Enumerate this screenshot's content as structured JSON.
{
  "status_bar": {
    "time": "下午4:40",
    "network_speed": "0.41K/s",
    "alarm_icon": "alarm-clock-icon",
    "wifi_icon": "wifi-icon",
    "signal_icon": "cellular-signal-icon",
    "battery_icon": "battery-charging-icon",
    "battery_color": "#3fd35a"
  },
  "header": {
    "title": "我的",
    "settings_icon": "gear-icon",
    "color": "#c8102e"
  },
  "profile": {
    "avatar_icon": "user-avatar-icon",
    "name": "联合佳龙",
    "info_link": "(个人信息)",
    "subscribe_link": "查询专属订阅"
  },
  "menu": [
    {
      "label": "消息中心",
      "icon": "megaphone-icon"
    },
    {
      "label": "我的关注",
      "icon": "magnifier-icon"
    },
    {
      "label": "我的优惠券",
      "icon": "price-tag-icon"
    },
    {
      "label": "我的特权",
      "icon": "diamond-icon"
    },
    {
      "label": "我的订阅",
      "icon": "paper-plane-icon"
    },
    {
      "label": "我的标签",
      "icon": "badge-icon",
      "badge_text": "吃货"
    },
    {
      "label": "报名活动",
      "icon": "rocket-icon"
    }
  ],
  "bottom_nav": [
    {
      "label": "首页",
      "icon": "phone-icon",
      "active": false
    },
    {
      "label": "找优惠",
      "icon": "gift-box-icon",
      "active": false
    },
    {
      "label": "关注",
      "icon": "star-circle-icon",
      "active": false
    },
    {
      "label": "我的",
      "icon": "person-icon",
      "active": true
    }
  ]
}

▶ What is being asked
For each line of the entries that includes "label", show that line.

▶ Exercise answer
      "label": "消息中心",
      "label": "我的关注",
      "label": "我的优惠券",
      "label": "我的特权",
      "label": "我的订阅",
      "label": "我的标签",
      "label": "报名活动",
      "label": "首页",
      "label": "找优惠",
      "label": "关注",
      "label": "我的",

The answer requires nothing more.